The SAV Bill
We are seeing a lot of new growth of Submersed aquatic vegetation (SAV) in our waterways. This is a great thing and is partly to the credit of our oyster growers. They have spent much time caring for their oyster leases and establishing an environment which results in the current SAV blooming. However, under current law when SAV is present on a lease, an oyster grower will be restricted from working in that area out of fear of damaging the SAV. However, cage leases (column or bottom) can be safely harvested by carefully removing the oysters by hand.
This bill will allow Department of Natural Resources (DNR) to use their discretion to regulate oyster-growing when SAV is present. This means in the situation above and others where SAV is not negatively impacted, the oyster-grower’s lease is not affected. For five years DNR will do this, while also creating a report of the SAV and how leaving the oyster-growers in some situations affect it. After these five years, the issue will be looked at again.
HB- Special Police Officers Act Pilot Program
Previously we discussed the Republican Caucus’ press release. In it was the Special Police Officers Act of 2019. This act gives the Sheriff Department a choice to add a special police officer to protect schools in their jurisdiction. Since the school shooting at Great Mills High served as a catalyst for this legislation, Delegate Morgan and I proposed a bill that would allow a pilot program of this act in St. Mary’s County. Schooling is critical in our children’s development and we cannot waste any time before we protect it, and them.
I have another bill that was not ready from the drafters in time to be dropped last. It will need to go through the Rules Committee before heading into the Environment and Transportation Committee. I will discuss that more next week.
This week, Senate passed a bill that would allow local school boards to decide their own school year calendars. In 2016, Governor Hogan made an executive order that required schools to start after Labor Day, and end before June 15. HB437 will allow a local board of education to set start and end dates each year for public schools in the county. I posted a poll on Facebook this week. Many of you responded and I am so thankful for your opinions and reasoning! Just over 60% of the comments reflected a desire to keep the school year start after Labor Day.
Minimum Wage Bill-HB0166
This bill increases the current minimum wage rate to $15/hour by 2024. It also prohibits an employer from counting tips in this $15/hour wage. I am against this. Local government expenditures increase significantly beginning in fiscal year 2020. Other negative effects will be a decrease in job opportunities, increase in inflation, and reduction in local competitiveness. Businesses will have higher operating costs and they pass that cost along to you - the consumer.
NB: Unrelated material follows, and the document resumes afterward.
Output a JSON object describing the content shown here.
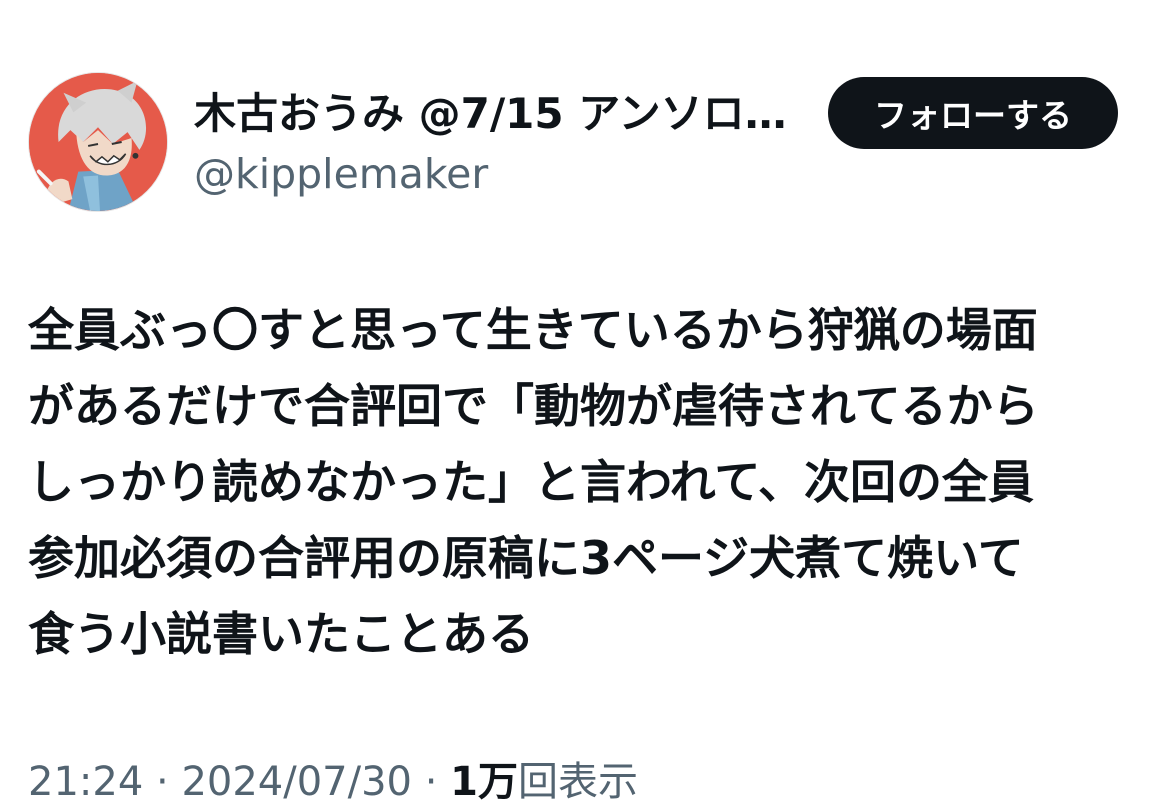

Some people may be making more money, but everyone will be paying more for it. The state’s expenditure is expected to increase by at least $84.3 million in fiscal year 2024.
Thanks for taking time to read this week’s blog. Talk to you next week.